Batya Medad, Shiloh
Shilohmuse@yahoo.com
http://shilohmusings.blogspot.com/
http://www.shilo.org.il

Thursday, July 8, 2004

They’re Not The Same

Musings #58
July 6, 2004

They’re Not The Same

Last night my husband and I were vastly outnumbered at the official “American Independence Day Reception” of the U.S. Consulate, Jerusalem. We were the minority of the minority. Just being Jewish Israelis made us different from most attendees; then add my husband’s crocheted kippah and my hat. To put it mildly, we were easy to spot, and that’s just the superficial aspect. No other Jews from our type of neighborhood were there either.

The vast majority of the guests were Arabs, church clergy, or a combination of the two. We all had to pass through security checks and be on the official invitee list. There were live music and lots of food, but the only food reliably kosher was the ice cream.

Of course there was a ceremony. Four U.S. Marines marched as a tightly choreographed unit with flags. I have no idea how the two, in the middle, holding the flags could see where they were going, as the flags covered their faces. They just kept blindly following their flags, with that American confidence; they know what’s right.

Then we heard the speech describing the past year in Jerusalem, which included a phrase that was both so wrong and so typical of American policy: “…more deaths on both sides…” It’s the same as lumping Japanese kamikaze pilots and U.S. Navy sailors killed by Japanese torpedoes as “…more deaths on both sides…” I think I deserve a medal for self-control, since I didn’t make a fuss right then and there.

A few minutes later, after “The Star Spangled Banner” blared from very loudspeakers, and then the Marines blindly marched back. American policy is blinded by their “principles” of “even-handedness.” This concept ignores right, wrong, terror, murder and victims.

Our annual invitation to this American Independence Day event is rather recent, even though we’ve been on official “consulate lists,” as “contacts” for at least twenty years. I remember, it must have had been about twelve years ago, an American “official” was visiting our humble Shiloh home, when my husband broached the subject. “I understand that there are consulate events to which you invite various Israelis, Arabs, but no Jews from YESHA.” The official very smoothly answered: “But we don’t invite anyone from the Chamas terror organization, either.” Well I couldn’t stay quiet. “Do you mean that you’re equating us with the terrorists who murdered my friend, Rachella Druk, just a few short months ago?” Ok, I’m not very diplomatic. I’m neither sorry, nor embarrassed by my outburst. He deserved a lot worse than I gave him. Imagine, in my home, served my food and telling me that I was in the same category as terrorists.

I can’t say that absolutely nothing has changed, since now we’re on the invitation list to the American Independence Day bash. But in terms of policy, nothing has changed. Not since hundreds of Israelis have been murdered by terrorists all over Israel, and not since thousands were murdered in the states on 9-11.

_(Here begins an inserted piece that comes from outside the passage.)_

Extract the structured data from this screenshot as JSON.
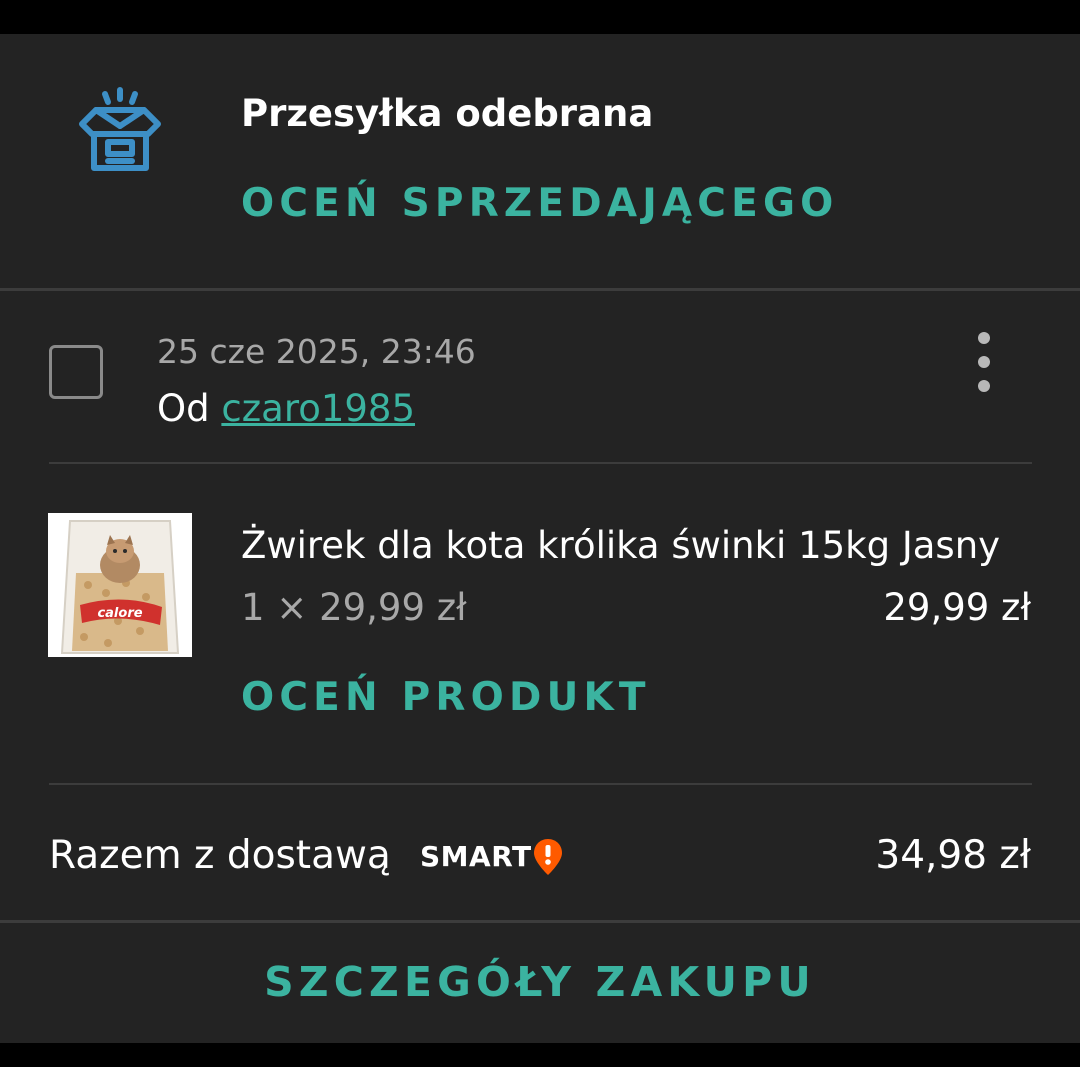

Americans haven’t learned a thing. They don’t realize that the terrorists who attacked American targets are inspired by the fact that the terrorist, Arafat, is now accepted by the U.S., U.N. and even some Israelis, as legitimate national leader. The coordinated terror attacks that so traumatized America derived from the same terrorism plaguing us here in Israel.

By lumping together victims of Arab terror with the perpetrators, the American government shows a total lack of comprehension. They are blindly following their flags and policy according to their presumptions and theories, never letting facts get in their way. It may prove dangerous to them, again, and for sure it endangers us here.

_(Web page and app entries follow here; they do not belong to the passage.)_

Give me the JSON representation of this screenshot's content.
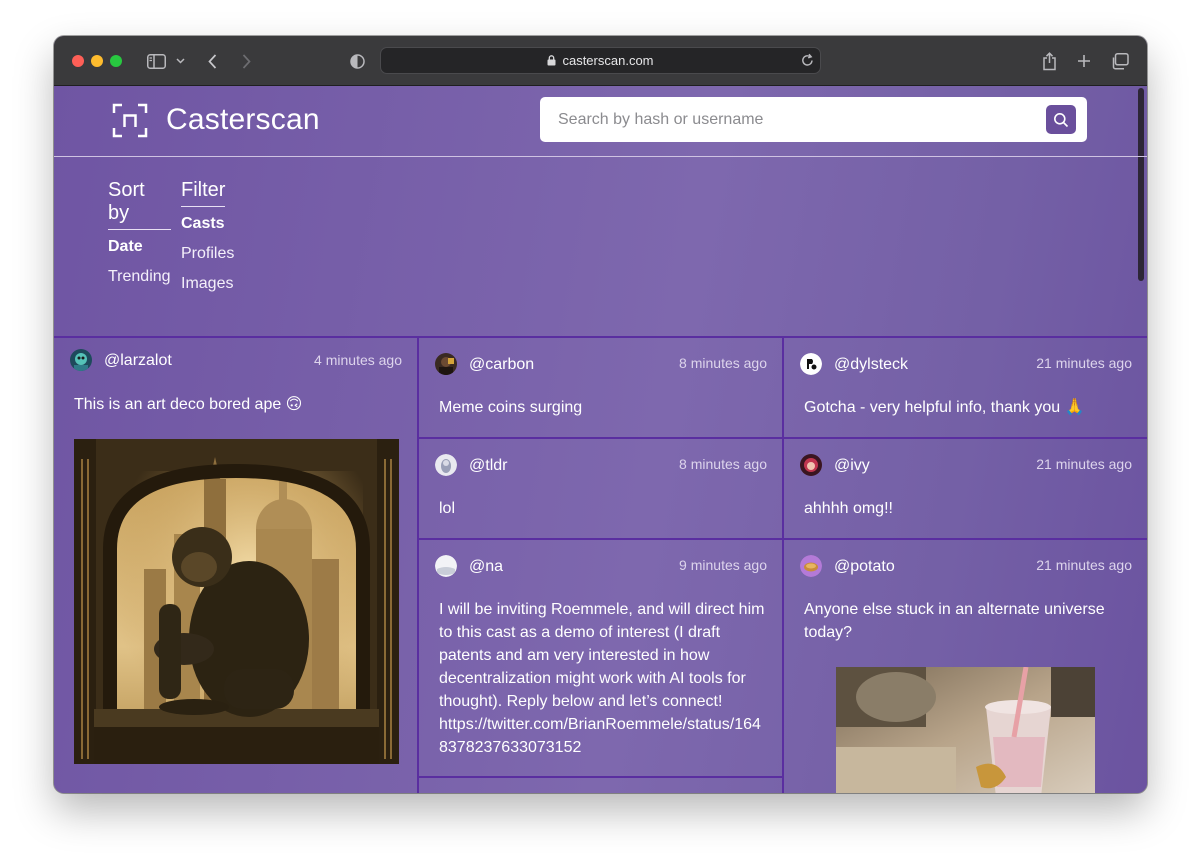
{
  "browser": {
    "url": "casterscan.com"
  },
  "site": {
    "brand": "Casterscan",
    "search_placeholder": "Search by hash or username"
  },
  "sort": {
    "heading": "Sort by",
    "options": [
      "Date",
      "Trending"
    ],
    "active": "Date"
  },
  "filter": {
    "heading": "Filter",
    "options": [
      "Casts",
      "Profiles",
      "Images"
    ],
    "active": "Casts"
  },
  "casts": [
    {
      "username": "@larzalot",
      "time": "4 minutes ago",
      "text": "This is an art deco bored ape 🙃",
      "has_image": true
    },
    {
      "username": "@carbon",
      "time": "8 minutes ago",
      "text": "Meme coins surging"
    },
    {
      "username": "@dylsteck",
      "time": "21 minutes ago",
      "text": "Gotcha - very helpful info, thank you 🙏"
    },
    {
      "username": "@tldr",
      "time": "8 minutes ago",
      "text": "lol"
    },
    {
      "username": "@ivy",
      "time": "21 minutes ago",
      "text": "ahhhh omg!!"
    },
    {
      "username": "@na",
      "time": "9 minutes ago",
      "text": "I will be inviting Roemmele, and will direct him to this cast as a demo of interest (I draft patents and am very interested in how decentralization might work with AI tools for thought). Reply below and let’s connect! https://twitter.com/BrianRoemmele/status/1648378237633073152"
    },
    {
      "username": "@potato",
      "time": "21 minutes ago",
      "text": "Anyone else stuck in an alternate universe today?",
      "has_image": true
    }
  ]
}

Alas, if we had real leadership in Israel, it wouldn’t matter at all, because a true leader would never follow another country. A true leader leads.

Batya Medad, Shiloh
Shilohmuse@yahoo.com
http://shilohmusings.blogspot.com/
http://www.shilo.org.il